Extract all of the entries and give them again, word for word.

- _Task data_:
◇ ◇ ◇ ◇
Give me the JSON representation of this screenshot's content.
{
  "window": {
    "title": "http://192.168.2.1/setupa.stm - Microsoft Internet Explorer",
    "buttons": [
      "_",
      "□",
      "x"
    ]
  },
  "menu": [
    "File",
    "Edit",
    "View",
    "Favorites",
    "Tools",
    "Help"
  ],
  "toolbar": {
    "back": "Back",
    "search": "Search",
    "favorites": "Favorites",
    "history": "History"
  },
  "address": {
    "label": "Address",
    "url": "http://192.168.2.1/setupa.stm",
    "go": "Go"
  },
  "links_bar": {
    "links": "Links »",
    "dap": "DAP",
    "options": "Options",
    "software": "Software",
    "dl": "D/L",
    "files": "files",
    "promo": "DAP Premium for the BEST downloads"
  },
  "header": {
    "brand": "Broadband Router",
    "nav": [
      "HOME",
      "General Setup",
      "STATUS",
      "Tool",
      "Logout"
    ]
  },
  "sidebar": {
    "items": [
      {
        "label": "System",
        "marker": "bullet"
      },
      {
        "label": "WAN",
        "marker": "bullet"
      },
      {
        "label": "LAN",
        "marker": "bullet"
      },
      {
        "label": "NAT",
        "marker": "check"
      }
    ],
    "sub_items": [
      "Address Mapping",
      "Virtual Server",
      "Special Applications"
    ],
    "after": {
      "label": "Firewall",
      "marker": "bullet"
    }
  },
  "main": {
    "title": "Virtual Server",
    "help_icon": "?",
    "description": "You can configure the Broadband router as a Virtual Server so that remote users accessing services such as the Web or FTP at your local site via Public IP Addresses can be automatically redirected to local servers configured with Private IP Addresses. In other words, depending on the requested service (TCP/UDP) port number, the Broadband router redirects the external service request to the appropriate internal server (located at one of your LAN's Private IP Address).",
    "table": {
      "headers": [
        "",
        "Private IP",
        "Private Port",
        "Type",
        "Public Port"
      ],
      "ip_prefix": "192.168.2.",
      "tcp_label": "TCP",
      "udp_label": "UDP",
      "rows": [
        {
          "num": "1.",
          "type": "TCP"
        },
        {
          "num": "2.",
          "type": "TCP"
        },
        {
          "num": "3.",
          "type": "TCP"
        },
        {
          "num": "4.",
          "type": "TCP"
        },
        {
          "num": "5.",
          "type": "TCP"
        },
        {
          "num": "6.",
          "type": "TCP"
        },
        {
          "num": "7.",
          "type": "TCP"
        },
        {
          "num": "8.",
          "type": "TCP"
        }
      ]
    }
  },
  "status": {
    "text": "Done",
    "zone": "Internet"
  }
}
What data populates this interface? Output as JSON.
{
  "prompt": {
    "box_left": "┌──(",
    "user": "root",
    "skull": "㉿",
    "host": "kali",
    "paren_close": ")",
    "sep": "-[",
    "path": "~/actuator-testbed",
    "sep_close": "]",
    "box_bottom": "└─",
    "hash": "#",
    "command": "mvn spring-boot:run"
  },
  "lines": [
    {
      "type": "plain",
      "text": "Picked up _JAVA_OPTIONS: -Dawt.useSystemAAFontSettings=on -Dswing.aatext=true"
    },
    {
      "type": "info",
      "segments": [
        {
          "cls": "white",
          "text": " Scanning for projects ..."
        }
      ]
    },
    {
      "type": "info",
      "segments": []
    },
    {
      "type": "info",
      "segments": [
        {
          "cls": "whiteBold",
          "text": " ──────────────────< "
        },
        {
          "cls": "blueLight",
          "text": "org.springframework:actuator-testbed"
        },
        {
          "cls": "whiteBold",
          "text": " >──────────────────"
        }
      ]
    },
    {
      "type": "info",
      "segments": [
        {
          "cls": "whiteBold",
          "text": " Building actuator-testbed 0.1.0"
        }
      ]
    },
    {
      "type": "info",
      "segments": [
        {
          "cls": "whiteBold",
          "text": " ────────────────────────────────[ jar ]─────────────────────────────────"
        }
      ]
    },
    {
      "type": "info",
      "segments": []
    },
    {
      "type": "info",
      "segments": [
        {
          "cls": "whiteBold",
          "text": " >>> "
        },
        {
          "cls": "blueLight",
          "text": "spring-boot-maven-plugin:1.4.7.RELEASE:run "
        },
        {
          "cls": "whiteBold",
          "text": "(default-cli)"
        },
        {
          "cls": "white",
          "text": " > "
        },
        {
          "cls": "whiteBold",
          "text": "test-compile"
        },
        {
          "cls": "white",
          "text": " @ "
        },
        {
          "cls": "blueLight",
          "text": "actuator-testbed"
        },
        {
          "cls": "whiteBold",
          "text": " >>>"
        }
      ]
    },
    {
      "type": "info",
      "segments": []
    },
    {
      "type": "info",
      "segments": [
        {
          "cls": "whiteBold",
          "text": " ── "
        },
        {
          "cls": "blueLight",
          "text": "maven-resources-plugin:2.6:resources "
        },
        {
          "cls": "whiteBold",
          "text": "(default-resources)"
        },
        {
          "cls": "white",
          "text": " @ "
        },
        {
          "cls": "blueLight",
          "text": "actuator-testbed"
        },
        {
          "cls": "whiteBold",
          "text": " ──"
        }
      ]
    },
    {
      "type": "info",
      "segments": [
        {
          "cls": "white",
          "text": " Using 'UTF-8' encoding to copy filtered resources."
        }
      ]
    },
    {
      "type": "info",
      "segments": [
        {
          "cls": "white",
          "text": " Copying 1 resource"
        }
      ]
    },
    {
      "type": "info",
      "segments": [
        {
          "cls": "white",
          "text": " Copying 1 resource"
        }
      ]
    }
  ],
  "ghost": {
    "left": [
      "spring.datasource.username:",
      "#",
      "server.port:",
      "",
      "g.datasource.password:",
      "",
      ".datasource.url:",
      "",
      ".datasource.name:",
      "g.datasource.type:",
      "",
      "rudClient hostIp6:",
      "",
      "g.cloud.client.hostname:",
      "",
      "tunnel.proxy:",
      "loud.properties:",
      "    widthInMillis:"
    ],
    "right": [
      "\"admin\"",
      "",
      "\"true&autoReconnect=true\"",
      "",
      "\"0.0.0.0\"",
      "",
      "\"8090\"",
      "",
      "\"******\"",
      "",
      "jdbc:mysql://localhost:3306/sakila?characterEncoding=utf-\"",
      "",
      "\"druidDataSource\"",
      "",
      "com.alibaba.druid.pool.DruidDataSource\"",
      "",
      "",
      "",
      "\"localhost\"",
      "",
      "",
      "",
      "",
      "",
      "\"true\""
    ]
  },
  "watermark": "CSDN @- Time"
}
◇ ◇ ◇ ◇
- _Answer to the problem_:
Give me the JSON representation of this screenshot's content.
{
  "window": {
    "title": "http://192.168.2.1/setupa.stm - Microsoft Internet Explorer",
    "buttons": [
      "_",
      "□",
      "x"
    ]
  },
  "menu": [
    "File",
    "Edit",
    "View",
    "Favorites",
    "Tools",
    "Help"
  ],
  "toolbar": {
    "back": "Back",
    "search": "Search",
    "favorites": "Favorites",
    "history": "History"
  },
  "address": {
    "label": "Address",
    "url": "http://192.168.2.1/setupa.stm",
    "go": "Go"
  },
  "links_bar": {
    "links": "Links »",
    "dap": "DAP",
    "options": "Options",
    "software": "Software",
    "dl": "D/L",
    "files": "files",
    "promo": "DAP Premium for the BEST downloads"
  },
  "header": {
    "brand": "Broadband Router",
    "nav": [
      "HOME",
      "General Setup",
      "STATUS",
      "Tool",
      "Logout"
    ]
  },
  "sidebar": {
    "items": [
      {
        "label": "System",
        "marker": "bullet"
      },
      {
        "label": "WAN",
        "marker": "bullet"
      },
      {
        "label": "LAN",
        "marker": "bullet"
      },
      {
        "label": "NAT",
        "marker": "check"
      }
    ],
    "sub_items": [
      "Address Mapping",
      "Virtual Server",
      "Special Applications"
    ],
    "after": {
      "label": "Firewall",
      "marker": "bullet"
    }
  },
  "main": {
    "title": "Virtual Server",
    "help_icon": "?",
    "description": "You can configure the Broadband router as a Virtual Server so that remote users accessing services such as the Web or FTP at your local site via Public IP Addresses can be automatically redirected to local servers configured with Private IP Addresses. In other words, depending on the requested service (TCP/UDP) port number, the Broadband router redirects the external service request to the appropriate internal server (located at one of your LAN's Private IP Address).",
    "table": {
      "headers": [
        "",
        "Private IP",
        "Private Port",
        "Type",
        "Public Port"
      ],
      "ip_prefix": "192.168.2.",
      "tcp_label": "TCP",
      "udp_label": "UDP",
      "rows": [
        {
          "num": "1.",
          "type": "TCP"
        },
        {
          "num": "2.",
          "type": "TCP"
        },
        {
          "num": "3.",
          "type": "TCP"
        },
        {
          "num": "4.",
          "type": "TCP"
        },
        {
          "num": "5.",
          "type": "TCP"
        },
        {
          "num": "6.",
          "type": "TCP"
        },
        {
          "num": "7.",
          "type": "TCP"
        },
        {
          "num": "8.",
          "type": "TCP"
        }
      ]
    }
  },
  "status": {
    "text": "Done",
    "zone": "Internet"
  }
}
What data populates this interface? Output as JSON.
{
  "prompt": {
    "box_left": "┌──(",
    "user": "root",
    "skull": "㉿",
    "host": "kali",
    "paren_close": ")",
    "sep": "-[",
    "path": "~/actuator-testbed",
    "sep_close": "]",
    "box_bottom": "└─",
    "hash": "#",
    "command": "mvn spring-boot:run"
  },
  "lines": [
    {
      "type": "plain",
      "text": "Picked up _JAVA_OPTIONS: -Dawt.useSystemAAFontSettings=on -Dswing.aatext=true"
    },
    {
      "type": "info",
      "segments": [
        {
          "cls": "white",
          "text": " Scanning for projects ..."
        }
      ]
    },
    {
      "type": "info",
      "segments": []
    },
    {
      "type": "info",
      "segments": [
        {
          "cls": "whiteBold",
          "text": " ──────────────────< "
        },
        {
          "cls": "blueLight",
          "text": "org.springframework:actuator-testbed"
        },
        {
          "cls": "whiteBold",
          "text": " >──────────────────"
        }
      ]
    },
    {
      "type": "info",
      "segments": [
        {
          "cls": "whiteBold",
          "text": " Building actuator-testbed 0.1.0"
        }
      ]
    },
    {
      "type": "info",
      "segments": [
        {
          "cls": "whiteBold",
          "text": " ────────────────────────────────[ jar ]─────────────────────────────────"
        }
      ]
    },
    {
      "type": "info",
      "segments": []
    },
    {
      "type": "info",
      "segments": [
        {
          "cls": "whiteBold",
          "text": " >>> "
        },
        {
          "cls": "blueLight",
          "text": "spring-boot-maven-plugin:1.4.7.RELEASE:run "
        },
        {
          "cls": "whiteBold",
          "text": "(default-cli)"
        },
        {
          "cls": "white",
          "text": " > "
        },
        {
          "cls": "whiteBold",
          "text": "test-compile"
        },
        {
          "cls": "white",
          "text": " @ "
        },
        {
          "cls": "blueLight",
          "text": "actuator-testbed"
        },
        {
          "cls": "whiteBold",
          "text": " >>>"
        }
      ]
    },
    {
      "type": "info",
      "segments": []
    },
    {
      "type": "info",
      "segments": [
        {
          "cls": "whiteBold",
          "text": " ── "
        },
        {
          "cls": "blueLight",
          "text": "maven-resources-plugin:2.6:resources "
        },
        {
          "cls": "whiteBold",
          "text": "(default-resources)"
        },
        {
          "cls": "white",
          "text": " @ "
        },
        {
          "cls": "blueLight",
          "text": "actuator-testbed"
        },
        {
          "cls": "whiteBold",
          "text": " ──"
        }
      ]
    },
    {
      "type": "info",
      "segments": [
        {
          "cls": "white",
          "text": " Using 'UTF-8' encoding to copy filtered resources."
        }
      ]
    },
    {
      "type": "info",
      "segments": [
        {
          "cls": "white",
          "text": " Copying 1 resource"
        }
      ]
    },
    {
      "type": "info",
      "segments": [
        {
          "cls": "white",
          "text": " Copying 1 resource"
        }
      ]
    }
  ],
  "ghost": {
    "left": [
      "spring.datasource.username:",
      "#",
      "server.port:",
      "",
      "g.datasource.password:",
      "",
      ".datasource.url:",
      "",
      ".datasource.name:",
      "g.datasource.type:",
      "",
      "rudClient hostIp6:",
      "",
      "g.cloud.client.hostname:",
      "",
      "tunnel.proxy:",
      "loud.properties:",
      "    widthInMillis:"
    ],
    "right": [
      "\"admin\"",
      "",
      "\"true&autoReconnect=true\"",
      "",
      "\"0.0.0.0\"",
      "",
      "\"8090\"",
      "",
      "\"******\"",
      "",
      "jdbc:mysql://localhost:3306/sakila?characterEncoding=utf-\"",
      "",
      "\"druidDataSource\"",
      "",
      "com.alibaba.druid.pool.DruidDataSource\"",
      "",
      "",
      "",
      "\"localhost\"",
      "",
      "",
      "",
      "",
      "",
      "\"true\""
    ]
  },
  "watermark": "CSDN @- Time"
}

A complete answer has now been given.